▼▼▼

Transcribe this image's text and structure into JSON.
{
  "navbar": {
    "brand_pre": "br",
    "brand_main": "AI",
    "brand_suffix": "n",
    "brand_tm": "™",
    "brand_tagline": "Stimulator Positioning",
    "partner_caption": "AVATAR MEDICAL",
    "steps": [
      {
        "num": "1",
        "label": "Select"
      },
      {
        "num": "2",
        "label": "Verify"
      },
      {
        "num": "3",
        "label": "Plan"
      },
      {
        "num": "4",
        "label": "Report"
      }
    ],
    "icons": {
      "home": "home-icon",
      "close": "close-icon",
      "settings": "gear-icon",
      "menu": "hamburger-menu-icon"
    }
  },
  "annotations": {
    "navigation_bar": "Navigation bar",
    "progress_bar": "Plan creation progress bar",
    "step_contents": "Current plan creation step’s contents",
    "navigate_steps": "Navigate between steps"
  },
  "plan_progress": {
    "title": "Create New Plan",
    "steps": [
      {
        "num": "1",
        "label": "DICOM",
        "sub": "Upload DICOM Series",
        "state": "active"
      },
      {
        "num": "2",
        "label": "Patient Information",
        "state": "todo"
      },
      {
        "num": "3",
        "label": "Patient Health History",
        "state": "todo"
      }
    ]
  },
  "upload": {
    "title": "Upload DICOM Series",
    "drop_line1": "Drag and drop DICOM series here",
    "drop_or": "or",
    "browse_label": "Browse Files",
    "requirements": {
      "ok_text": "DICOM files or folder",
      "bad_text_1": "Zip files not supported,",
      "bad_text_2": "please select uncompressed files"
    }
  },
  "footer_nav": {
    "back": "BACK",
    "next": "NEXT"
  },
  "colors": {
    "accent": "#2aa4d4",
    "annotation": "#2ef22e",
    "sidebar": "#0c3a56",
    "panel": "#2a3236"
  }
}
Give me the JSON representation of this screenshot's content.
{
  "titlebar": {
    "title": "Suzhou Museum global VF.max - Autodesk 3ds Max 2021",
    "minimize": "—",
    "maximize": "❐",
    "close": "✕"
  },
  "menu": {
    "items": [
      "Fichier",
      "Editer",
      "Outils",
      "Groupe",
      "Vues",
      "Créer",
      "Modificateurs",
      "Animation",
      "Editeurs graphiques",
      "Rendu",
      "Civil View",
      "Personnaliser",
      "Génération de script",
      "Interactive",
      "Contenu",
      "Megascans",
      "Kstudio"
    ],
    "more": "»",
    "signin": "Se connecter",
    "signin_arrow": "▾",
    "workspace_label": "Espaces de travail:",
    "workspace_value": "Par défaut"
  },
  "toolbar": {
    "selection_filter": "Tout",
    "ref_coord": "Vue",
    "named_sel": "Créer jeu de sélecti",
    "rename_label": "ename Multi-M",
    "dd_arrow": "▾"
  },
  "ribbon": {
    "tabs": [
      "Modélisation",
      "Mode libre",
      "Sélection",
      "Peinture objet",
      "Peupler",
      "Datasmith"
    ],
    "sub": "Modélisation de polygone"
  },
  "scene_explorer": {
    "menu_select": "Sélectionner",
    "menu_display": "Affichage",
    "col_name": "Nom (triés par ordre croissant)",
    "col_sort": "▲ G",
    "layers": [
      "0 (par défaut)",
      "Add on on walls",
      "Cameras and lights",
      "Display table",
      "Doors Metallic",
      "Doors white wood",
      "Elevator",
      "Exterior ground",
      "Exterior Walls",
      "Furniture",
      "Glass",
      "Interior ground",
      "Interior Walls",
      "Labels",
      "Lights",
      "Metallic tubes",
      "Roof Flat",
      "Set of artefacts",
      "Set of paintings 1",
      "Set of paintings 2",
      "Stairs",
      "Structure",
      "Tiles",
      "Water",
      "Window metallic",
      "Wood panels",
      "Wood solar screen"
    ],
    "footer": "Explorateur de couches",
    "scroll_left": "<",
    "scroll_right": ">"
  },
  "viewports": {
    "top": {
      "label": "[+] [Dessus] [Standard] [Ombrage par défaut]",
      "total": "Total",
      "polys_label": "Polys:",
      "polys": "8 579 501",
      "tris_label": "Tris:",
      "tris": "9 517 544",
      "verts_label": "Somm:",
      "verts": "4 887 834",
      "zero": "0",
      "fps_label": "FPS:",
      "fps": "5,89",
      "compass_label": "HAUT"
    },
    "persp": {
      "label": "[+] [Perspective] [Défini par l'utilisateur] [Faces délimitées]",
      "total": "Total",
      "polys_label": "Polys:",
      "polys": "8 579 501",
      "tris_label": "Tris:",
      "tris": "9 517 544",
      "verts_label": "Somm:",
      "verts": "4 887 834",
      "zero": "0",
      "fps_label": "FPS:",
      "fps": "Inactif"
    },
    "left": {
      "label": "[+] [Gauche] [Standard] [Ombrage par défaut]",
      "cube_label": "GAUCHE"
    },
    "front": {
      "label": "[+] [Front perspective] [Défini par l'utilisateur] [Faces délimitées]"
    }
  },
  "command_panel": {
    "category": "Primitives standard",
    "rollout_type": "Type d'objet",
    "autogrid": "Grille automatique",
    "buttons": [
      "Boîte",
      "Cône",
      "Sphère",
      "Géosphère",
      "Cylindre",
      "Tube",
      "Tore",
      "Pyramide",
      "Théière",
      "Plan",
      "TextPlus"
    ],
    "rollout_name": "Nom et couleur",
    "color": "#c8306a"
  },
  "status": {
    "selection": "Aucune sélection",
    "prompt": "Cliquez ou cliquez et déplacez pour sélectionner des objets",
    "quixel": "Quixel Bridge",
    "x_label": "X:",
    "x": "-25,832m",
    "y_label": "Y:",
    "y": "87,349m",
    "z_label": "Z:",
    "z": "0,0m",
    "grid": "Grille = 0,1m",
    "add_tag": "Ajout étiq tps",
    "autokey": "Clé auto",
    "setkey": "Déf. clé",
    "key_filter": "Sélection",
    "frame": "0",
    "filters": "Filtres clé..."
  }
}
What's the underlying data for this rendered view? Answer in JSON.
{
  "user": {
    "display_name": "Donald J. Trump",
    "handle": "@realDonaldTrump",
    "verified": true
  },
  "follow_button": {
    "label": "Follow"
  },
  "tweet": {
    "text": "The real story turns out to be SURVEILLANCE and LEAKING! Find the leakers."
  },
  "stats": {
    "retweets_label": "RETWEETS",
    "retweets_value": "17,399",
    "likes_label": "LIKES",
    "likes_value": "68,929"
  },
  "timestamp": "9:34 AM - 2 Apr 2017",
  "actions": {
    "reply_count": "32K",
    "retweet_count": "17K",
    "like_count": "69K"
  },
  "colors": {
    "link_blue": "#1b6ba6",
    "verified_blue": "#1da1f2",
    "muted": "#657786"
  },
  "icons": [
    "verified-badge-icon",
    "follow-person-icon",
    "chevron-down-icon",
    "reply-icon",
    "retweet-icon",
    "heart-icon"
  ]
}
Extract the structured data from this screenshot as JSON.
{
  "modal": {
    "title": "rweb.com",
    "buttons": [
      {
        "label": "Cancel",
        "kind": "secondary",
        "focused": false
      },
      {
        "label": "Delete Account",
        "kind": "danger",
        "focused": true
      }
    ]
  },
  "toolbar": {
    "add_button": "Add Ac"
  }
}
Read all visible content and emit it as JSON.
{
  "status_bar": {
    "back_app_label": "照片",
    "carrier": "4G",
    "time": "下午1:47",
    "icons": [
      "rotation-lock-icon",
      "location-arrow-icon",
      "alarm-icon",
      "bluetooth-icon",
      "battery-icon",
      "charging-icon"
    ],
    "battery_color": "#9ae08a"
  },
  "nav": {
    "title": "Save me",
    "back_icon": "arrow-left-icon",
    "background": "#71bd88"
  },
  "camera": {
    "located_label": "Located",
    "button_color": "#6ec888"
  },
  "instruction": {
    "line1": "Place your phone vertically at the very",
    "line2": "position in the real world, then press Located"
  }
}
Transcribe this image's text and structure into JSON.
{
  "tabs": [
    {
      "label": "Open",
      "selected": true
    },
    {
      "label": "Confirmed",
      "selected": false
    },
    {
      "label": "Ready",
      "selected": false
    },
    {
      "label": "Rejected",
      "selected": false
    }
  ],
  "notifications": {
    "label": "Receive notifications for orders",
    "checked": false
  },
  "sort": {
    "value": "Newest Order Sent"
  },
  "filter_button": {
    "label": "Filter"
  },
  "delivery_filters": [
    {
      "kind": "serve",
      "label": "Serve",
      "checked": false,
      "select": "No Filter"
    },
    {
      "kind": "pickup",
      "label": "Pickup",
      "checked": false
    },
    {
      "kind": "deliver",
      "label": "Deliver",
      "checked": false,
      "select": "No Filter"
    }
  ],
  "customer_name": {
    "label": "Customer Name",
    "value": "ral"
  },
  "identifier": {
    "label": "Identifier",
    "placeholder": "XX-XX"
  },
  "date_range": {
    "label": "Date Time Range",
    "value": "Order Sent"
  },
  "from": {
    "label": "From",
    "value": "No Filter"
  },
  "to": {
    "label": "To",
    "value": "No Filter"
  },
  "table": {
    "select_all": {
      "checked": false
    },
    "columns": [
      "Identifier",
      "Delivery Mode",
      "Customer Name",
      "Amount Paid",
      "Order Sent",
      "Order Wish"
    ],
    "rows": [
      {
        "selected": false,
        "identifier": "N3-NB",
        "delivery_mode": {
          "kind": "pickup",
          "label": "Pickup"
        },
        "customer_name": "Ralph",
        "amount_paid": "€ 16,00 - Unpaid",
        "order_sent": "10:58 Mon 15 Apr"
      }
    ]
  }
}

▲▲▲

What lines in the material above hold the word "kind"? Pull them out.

        "kind": "secondary",
        "kind": "danger",
      "kind": "serve",
      "kind": "pickup",
      "kind": "deliver",
          "kind": "pickup",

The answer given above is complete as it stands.